Provided data section start

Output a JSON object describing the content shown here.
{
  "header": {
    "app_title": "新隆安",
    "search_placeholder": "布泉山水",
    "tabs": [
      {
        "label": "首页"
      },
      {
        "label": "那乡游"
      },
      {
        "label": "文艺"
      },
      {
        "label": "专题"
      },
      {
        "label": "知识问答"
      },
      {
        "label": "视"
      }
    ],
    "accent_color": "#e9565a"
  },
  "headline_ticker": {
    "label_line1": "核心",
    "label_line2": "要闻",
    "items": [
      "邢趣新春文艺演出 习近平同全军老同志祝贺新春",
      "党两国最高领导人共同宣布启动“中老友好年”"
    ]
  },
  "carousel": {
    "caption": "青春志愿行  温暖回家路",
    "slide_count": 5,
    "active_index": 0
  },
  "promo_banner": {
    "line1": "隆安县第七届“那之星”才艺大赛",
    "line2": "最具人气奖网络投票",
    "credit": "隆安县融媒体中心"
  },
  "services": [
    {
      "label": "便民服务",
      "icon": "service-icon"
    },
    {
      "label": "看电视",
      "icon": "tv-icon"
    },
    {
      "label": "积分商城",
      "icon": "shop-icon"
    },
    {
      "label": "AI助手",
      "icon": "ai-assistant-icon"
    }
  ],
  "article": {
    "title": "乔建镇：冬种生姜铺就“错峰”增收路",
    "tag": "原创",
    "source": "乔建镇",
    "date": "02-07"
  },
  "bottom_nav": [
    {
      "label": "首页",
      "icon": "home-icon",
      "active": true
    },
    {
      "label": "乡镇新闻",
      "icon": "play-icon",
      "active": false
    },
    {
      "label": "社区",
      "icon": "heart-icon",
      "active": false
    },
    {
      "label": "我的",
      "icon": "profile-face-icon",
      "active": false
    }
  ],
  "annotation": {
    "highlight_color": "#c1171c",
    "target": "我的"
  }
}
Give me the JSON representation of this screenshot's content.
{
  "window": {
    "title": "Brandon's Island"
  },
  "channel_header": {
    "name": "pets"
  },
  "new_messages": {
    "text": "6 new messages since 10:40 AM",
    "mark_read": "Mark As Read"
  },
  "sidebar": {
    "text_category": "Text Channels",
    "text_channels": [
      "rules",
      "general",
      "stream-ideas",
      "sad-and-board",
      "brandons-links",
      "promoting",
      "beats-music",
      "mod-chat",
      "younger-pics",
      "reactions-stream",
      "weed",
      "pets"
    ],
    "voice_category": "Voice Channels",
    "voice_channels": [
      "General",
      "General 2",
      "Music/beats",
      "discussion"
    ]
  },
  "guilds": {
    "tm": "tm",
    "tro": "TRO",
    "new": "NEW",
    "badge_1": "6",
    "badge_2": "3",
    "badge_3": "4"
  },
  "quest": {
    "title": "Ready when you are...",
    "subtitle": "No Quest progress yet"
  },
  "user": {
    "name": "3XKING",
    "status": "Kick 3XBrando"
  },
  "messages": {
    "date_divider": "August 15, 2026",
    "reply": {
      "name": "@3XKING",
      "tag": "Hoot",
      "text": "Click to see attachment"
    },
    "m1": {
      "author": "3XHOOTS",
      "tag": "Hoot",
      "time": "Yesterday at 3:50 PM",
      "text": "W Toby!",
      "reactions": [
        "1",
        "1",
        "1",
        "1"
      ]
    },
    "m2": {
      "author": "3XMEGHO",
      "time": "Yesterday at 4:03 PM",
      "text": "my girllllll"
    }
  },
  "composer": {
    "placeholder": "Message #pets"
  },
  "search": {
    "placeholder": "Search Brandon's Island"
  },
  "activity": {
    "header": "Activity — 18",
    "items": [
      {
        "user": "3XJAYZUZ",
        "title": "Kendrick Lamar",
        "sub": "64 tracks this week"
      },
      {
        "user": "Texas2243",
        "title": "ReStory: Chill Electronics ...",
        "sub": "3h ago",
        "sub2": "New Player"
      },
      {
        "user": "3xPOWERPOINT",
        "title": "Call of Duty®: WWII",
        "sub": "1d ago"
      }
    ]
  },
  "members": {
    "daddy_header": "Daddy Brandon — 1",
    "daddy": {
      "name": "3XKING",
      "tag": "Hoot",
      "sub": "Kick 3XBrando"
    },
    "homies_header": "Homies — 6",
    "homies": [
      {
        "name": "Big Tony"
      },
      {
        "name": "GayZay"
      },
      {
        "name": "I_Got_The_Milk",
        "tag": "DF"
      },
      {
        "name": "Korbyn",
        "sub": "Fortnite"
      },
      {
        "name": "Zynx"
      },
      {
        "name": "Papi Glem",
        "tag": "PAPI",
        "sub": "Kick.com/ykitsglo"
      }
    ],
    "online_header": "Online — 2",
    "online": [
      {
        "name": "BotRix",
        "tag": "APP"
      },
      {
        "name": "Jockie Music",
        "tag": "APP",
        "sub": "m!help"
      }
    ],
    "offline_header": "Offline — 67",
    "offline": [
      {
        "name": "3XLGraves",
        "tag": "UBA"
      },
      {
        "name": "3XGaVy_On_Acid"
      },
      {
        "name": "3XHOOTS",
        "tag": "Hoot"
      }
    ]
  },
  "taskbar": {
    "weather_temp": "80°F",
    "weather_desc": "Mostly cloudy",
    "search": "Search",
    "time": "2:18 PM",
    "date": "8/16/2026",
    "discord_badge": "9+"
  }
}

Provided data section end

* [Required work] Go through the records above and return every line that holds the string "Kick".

* [Result for this task]
    "status": "Kick 3XBrando"
      "sub": "Kick 3XBrando"
        "sub": "Kick.com/ykitsglo"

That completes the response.